He waka eke noa - We’re all in this boat together
Based on an editorial about the importance of engaging with Maori, which ran in Energy News in late 2014.
New Zealand Petroleum and Minerals (NZP&M) has stewardship of New Zealand’s government-owned oil, gas, mineral and coal resources.
Our aim is to attract operators with high health, safety and environmental standards so we can grow our economy and provide a better standard of living for New Zealanders.
Success for these companies means success for New Zealand – a win-win for us all.
That’s why it is important we provide them with as much clarity as possible about what they need to do to operate successfully in New Zealand.
Successfully engaging with iwi (tribe) and hapū (sub-tribe) is a critical part of this.
As a government regulator NZP&M already consults with iwi and hapū over permit applications and tenders. Over the last few years we’ve embarked on an ongoing programme to build our stakeholder engagement capability.
Our stakeholder team has grown considerably, with staff going out around the country to meet with iwi, hapū and local authorities on a regular basis.
Our face-to-face, or kanohi ki te kanohi, meetings with tangata whenua are building stronger working relationships and helping those communities better understand the industry, how it is regulated and how it helps our national and regional economies.
We also have 26 Crown Minerals Protocols with iwi governance groups set up specifically to receive Treaty of Waitangi settlements. The protocols include consultation and a commitment to an ongoing relationship with those iwi.
In regards to operators, changes have been made to the Crown Minerals Act, which governs the allocation of the Crown’s petroleum and mineral resources, now requiring them to report annually on any engagement with iwi and hapū they have undertaken.
This is an additional measure – beyond the consultation we undertake around permits - aimed at strengthening operator and tangata whenua relationships.
It is also about operators being open and transparent with the Crown so we can get an appreciation of exactly who is engaging with which local iwi and hapū.
When it comes to specific operations the engagement should be led by the operator - as is the case with any company seeking support to run their business in a community.
While there is no legal requirement for operators to build a relationship with iwi or hapū in whose rohe (territory) they have a permit, it’s clearly the smart, as well as the right, thing to do.
This is especially so given the resource development process – from exploration to decommissioning – can last for decades.
There may be unresolved Treaty grievances still under negotiation with the Crown that may impact on that engagement.
Likewise, there may be dissatisfaction among some Maori over Crown ownership of some resources.
These discussions and debate are all part of our rich social fabric and form part of the New Zealand experience.

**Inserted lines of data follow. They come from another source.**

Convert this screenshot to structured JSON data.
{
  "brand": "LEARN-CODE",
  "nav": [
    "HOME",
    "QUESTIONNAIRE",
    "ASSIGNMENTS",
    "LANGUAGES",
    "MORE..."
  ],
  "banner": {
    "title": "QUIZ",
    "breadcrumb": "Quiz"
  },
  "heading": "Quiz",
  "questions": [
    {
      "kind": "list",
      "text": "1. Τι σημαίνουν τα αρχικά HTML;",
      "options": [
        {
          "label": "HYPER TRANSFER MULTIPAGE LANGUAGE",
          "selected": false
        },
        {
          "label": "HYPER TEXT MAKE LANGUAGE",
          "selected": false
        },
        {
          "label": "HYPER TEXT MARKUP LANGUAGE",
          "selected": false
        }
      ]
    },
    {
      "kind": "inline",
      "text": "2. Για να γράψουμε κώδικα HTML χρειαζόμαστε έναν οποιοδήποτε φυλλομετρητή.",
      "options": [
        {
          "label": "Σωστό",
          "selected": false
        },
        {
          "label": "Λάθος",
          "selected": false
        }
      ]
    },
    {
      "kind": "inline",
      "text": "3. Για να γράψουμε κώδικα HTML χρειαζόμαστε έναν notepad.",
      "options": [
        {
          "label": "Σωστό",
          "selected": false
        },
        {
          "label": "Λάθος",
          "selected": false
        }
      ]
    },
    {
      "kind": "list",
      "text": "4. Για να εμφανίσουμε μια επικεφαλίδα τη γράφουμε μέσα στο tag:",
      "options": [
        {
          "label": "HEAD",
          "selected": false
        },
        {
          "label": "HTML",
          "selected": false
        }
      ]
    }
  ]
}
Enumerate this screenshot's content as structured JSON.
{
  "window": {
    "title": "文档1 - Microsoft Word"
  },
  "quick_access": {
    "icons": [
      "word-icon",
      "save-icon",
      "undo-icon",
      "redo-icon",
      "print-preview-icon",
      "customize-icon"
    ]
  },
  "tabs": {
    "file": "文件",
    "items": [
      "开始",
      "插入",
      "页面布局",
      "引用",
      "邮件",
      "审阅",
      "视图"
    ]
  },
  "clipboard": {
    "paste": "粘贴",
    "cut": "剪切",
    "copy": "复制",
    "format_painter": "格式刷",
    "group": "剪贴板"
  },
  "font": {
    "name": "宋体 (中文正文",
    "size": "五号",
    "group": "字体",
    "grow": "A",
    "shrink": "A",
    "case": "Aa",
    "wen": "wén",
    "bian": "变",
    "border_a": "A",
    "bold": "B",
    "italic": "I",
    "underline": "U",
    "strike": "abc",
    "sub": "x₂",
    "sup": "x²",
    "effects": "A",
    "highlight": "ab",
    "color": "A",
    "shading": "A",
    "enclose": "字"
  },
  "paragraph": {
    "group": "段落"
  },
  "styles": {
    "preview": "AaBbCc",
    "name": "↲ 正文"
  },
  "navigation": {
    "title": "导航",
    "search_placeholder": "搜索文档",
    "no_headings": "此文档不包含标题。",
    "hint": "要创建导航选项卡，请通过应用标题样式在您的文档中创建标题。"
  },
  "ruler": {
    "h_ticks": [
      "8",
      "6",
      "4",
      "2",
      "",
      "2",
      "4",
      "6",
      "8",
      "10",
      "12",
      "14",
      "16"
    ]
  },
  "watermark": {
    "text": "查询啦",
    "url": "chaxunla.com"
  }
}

While they are indisputably Crown/Māori matters, it is important that operators understand the context in which they working.
Success in their own engagement will in part be dependent on an operator’s ability to appreciate and respect this.
As NZP&M work to lift our game in the engagement space, we also want to do our best to ensure that operators know what will help them to achieve their objectives.
That’s why we worked with Taranaki iwi Ngāti Ruanui to develop Best Practice Guidelines for Engagement with Māori, which were formally endorsed by the Iwi Chair’s Forum this year.
They’re a useful tool, particularly for new entrants unfamiliar with Māori culture and protocols.
The CMA reporting requirements are another step in this direction.
The feedback we’ve had from existing operators is that they understand this and are quite comfortable with the changes. The big companies already have well-developed engagement programmes.
The changes support new entrants to understand what they need to do to succeed in New Zealand, which is clearly in all of our interest.
He waka eke noa - a well-known Māori proverb, sums it up – we’re all in this boat together.